Alton Brown's Technique Yields The Best Baked Potato Texture

Fighting for the spotlight with bread, pasta, and rice, potatoes are such a versatile ingredient that's nearly impossible to get tired of. From smashed potatoes, mashed potatoes, boiled potatoes, and roasted, to tater tots, french fries, and even gratin, the techniques are never-ending and continuing to grow. And speaking of techniques, there's one that doesn't require any additional ingredients or extra attention: baked potatoes. As a perfect starchy side to grilled meat, these hearty spuds can be wrapped in foil, thrown into the oven, and left alone for up to an hour before it's ready to eat. With the low maintenance and high flavor, it's a no-brainer potat-er.

Food Network's Alton Brown is always up for sharing his newest food science secrets, helping home cooks and professional chefs maneuver around the kitchen comfortably.

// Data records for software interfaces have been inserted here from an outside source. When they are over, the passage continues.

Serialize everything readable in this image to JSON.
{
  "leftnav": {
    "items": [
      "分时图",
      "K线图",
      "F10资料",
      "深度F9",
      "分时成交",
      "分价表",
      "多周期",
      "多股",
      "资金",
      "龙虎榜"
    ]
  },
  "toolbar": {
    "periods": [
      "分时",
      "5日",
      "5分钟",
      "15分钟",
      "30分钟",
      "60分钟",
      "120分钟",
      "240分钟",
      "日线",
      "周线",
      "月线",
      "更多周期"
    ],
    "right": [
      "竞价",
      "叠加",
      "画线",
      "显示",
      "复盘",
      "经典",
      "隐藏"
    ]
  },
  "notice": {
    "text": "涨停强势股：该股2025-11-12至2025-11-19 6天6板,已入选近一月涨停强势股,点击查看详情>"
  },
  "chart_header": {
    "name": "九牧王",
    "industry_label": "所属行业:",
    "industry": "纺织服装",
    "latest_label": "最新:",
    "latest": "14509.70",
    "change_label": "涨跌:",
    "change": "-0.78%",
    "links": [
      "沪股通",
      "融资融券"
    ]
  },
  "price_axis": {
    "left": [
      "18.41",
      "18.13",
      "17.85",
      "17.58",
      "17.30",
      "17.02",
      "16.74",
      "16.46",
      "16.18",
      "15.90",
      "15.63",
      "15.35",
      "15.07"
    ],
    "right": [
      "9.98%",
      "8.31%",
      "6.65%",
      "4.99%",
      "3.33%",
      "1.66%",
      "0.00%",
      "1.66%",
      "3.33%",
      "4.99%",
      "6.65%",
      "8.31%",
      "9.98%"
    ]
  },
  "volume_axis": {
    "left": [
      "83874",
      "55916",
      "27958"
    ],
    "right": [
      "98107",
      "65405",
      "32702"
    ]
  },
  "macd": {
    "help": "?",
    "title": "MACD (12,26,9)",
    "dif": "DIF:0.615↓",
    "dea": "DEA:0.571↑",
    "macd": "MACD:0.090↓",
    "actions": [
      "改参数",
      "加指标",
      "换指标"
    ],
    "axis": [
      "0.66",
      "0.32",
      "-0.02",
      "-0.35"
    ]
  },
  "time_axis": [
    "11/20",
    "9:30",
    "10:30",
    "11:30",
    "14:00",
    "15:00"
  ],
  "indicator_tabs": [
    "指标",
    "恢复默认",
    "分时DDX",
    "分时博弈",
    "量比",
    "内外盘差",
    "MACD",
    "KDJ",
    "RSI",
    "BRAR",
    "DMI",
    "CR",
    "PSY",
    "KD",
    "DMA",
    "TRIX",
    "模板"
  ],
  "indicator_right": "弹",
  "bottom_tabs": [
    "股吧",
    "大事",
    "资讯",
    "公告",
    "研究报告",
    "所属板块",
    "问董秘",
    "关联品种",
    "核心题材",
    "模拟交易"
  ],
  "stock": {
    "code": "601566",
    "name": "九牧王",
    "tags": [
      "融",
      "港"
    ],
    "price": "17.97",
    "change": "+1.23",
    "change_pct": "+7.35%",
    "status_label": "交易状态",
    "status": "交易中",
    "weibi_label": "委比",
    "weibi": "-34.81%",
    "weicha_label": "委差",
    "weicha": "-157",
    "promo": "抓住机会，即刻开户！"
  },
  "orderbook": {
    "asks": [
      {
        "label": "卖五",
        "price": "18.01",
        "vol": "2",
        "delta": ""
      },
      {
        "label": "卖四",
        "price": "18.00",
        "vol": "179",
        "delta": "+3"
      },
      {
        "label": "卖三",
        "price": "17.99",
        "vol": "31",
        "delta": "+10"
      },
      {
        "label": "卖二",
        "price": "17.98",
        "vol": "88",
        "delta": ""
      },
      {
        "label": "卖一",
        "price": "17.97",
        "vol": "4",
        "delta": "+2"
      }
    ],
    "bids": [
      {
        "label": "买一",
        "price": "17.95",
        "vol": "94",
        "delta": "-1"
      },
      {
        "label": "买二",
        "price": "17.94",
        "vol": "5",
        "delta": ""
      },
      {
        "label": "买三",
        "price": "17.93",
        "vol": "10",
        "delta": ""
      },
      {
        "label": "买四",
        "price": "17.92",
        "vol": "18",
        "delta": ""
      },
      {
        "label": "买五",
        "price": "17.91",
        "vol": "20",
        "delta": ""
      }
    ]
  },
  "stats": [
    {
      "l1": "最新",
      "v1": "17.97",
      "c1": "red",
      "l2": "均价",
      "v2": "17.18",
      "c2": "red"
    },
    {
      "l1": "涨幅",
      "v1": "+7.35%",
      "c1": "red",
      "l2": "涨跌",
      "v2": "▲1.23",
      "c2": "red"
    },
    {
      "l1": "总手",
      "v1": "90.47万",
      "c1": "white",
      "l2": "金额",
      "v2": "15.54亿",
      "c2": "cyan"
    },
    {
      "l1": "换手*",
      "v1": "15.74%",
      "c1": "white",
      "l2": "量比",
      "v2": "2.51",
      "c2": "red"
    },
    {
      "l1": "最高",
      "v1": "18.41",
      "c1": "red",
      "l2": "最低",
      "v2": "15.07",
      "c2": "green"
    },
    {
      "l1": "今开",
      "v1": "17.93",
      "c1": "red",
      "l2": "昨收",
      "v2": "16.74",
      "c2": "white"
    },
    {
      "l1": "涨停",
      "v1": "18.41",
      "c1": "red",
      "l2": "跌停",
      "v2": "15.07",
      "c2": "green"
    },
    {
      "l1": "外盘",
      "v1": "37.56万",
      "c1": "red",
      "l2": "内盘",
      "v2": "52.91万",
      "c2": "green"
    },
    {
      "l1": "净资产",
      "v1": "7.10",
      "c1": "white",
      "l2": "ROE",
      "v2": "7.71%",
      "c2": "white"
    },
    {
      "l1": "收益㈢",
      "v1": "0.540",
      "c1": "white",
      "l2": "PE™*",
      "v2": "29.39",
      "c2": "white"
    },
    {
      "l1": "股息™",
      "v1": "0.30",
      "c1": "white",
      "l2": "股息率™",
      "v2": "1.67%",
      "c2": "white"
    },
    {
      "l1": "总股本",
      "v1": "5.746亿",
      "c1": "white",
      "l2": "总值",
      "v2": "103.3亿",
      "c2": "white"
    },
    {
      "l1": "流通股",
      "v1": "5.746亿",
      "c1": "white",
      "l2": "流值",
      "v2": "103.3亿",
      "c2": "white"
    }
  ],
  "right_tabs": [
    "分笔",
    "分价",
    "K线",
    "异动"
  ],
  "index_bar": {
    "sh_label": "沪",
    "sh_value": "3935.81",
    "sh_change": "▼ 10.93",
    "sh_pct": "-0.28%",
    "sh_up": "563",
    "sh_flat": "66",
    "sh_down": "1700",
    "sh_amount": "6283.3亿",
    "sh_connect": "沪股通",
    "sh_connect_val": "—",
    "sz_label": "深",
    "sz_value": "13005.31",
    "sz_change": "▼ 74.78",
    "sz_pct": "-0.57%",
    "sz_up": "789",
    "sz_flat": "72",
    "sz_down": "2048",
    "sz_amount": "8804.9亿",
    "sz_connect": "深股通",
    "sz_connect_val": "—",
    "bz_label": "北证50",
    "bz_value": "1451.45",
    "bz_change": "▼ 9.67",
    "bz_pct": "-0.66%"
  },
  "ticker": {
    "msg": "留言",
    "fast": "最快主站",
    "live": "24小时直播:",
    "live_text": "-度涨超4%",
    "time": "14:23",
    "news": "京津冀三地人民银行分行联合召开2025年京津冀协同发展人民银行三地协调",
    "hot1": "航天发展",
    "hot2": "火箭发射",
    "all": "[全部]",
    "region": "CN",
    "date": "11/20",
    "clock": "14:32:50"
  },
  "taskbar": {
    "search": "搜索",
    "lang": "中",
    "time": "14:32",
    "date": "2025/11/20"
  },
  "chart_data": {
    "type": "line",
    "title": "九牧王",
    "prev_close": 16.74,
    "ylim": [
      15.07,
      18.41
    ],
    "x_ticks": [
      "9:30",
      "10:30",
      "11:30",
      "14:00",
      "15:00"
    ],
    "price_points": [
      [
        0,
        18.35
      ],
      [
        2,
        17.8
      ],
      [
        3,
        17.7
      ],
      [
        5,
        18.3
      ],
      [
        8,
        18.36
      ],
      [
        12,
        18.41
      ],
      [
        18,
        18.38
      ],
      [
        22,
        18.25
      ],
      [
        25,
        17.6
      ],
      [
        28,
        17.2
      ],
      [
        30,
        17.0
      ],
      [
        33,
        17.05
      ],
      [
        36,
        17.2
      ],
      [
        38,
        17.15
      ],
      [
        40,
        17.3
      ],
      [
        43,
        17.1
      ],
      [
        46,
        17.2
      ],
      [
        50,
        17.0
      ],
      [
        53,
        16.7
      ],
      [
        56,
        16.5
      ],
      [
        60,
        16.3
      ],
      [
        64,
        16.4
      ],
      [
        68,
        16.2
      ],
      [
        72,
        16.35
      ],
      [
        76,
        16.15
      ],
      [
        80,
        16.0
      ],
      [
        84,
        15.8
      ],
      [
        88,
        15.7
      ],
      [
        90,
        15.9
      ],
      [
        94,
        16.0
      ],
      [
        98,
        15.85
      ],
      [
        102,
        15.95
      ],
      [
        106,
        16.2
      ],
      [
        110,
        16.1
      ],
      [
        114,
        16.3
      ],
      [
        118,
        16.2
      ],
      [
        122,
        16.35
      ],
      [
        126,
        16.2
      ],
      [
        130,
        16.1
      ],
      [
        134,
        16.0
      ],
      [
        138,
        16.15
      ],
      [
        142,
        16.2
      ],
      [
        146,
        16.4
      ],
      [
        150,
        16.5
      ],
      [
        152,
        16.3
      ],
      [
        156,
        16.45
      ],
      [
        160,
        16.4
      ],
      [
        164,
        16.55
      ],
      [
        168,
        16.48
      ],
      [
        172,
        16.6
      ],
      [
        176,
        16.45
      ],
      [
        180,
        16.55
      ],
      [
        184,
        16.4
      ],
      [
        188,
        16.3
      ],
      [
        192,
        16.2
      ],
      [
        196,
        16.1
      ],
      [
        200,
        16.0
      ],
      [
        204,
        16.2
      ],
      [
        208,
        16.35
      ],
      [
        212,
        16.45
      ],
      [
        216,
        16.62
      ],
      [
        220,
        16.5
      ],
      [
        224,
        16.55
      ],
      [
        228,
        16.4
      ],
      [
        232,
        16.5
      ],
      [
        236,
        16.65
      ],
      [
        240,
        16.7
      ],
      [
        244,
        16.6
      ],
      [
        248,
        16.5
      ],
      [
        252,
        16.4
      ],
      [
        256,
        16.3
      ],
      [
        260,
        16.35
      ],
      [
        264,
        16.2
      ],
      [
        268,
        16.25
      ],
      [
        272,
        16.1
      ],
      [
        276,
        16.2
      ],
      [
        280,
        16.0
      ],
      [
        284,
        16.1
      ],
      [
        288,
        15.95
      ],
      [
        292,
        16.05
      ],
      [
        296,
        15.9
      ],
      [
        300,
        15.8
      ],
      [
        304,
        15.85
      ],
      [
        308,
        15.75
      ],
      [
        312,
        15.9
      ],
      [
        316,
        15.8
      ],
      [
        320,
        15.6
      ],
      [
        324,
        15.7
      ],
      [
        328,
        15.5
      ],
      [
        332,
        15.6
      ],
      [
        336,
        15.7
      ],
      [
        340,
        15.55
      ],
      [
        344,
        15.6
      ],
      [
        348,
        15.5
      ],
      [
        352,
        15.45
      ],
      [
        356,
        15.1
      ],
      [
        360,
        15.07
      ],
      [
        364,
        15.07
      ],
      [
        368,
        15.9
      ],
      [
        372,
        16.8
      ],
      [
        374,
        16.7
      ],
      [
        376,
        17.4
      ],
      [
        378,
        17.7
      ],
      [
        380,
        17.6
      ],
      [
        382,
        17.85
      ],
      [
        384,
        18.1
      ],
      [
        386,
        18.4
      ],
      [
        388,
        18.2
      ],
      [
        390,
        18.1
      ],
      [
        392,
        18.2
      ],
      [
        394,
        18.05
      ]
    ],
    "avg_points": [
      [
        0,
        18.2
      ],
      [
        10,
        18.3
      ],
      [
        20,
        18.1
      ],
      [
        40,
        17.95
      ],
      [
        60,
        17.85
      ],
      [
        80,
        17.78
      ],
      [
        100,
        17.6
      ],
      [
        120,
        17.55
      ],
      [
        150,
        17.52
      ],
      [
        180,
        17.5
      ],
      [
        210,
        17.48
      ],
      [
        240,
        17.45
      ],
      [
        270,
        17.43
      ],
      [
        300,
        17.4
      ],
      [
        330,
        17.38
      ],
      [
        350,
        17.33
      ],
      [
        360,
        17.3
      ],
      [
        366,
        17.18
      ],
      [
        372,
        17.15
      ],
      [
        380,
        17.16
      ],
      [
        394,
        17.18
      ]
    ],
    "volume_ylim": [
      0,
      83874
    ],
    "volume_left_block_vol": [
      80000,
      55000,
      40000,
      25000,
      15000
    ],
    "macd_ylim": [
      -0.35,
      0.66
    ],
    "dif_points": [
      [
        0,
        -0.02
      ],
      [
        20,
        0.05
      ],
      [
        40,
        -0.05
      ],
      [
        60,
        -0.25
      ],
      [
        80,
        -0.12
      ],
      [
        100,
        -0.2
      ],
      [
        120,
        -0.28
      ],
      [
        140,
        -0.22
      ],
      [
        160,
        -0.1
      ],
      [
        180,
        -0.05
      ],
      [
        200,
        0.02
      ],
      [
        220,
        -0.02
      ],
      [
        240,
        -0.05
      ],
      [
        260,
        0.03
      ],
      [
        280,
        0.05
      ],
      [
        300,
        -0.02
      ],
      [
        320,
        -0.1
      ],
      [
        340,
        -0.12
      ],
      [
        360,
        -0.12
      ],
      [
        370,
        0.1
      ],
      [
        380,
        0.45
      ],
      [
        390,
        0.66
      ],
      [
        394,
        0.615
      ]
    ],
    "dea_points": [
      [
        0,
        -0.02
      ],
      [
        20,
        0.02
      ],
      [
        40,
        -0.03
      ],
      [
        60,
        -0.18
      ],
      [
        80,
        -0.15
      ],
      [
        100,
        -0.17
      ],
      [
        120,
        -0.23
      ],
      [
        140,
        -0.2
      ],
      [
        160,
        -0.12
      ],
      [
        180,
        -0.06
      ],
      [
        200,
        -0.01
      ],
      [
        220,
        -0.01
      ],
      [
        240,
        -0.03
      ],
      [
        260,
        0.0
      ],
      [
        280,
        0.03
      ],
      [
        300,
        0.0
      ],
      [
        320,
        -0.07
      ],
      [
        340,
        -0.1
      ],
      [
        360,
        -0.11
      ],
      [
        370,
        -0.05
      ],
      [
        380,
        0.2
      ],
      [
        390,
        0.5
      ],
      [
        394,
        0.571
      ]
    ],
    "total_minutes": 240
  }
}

Whether he's spilling the tea on how to amp up the flavor of cooked rice or showing us how to get that crispy edge on a pan of baked brownies, the "Good Eats" host is constantly challenging his viewers to stay curious and expand their culinary knowledge. In this case, Brown has created yet another hack on how to get the best-baked potatoes out there, without the aluminum foil. While this may come as a shock due to foil's ability to cook the potatoes quickly while retaining moisture, let's trust the chef on this one.

Oil, salt, and a fork

Brown ditches the foil in his baked potatoes and relies solely on oil, salt, and one special technique: pricking. The cooking tip we've all been told about baking potatoes in foil may not be so great after all, as long as you prick the spud with a fork to release steam, and season the skin so it infuses within. Brown's Good Eats video on Food Network shows how to do it best.

Brown states to preheat the oven to 350 degrees Fahrenheit and prick the potatoes with a fork all over. Next, he coats each potato in oil. "What this is going to do is give us a crunchy skin, but also because the oil gets much hotter than the water inside the potato, it's going to regulate the moisture in there and will actually help give us that texture that we want," says Brown. 

After that, season the potatoes with salt and put them straight into the oven, directly on the rack — no baking sheet required. The average russet potato will be done in approximately an hour, but to tell when it's ready, Brown states to give it a "squeeze." 

If the skin feels crunchy but the inside feels soft, it's ready. "Unless you like limp, soggy, gummy baked potatoes, please stay away from the foil," states Brown. In fact, according to Today, if you want your potatoes to taste baked, wrapping them in foil actually gives them a boiled texture and flavor.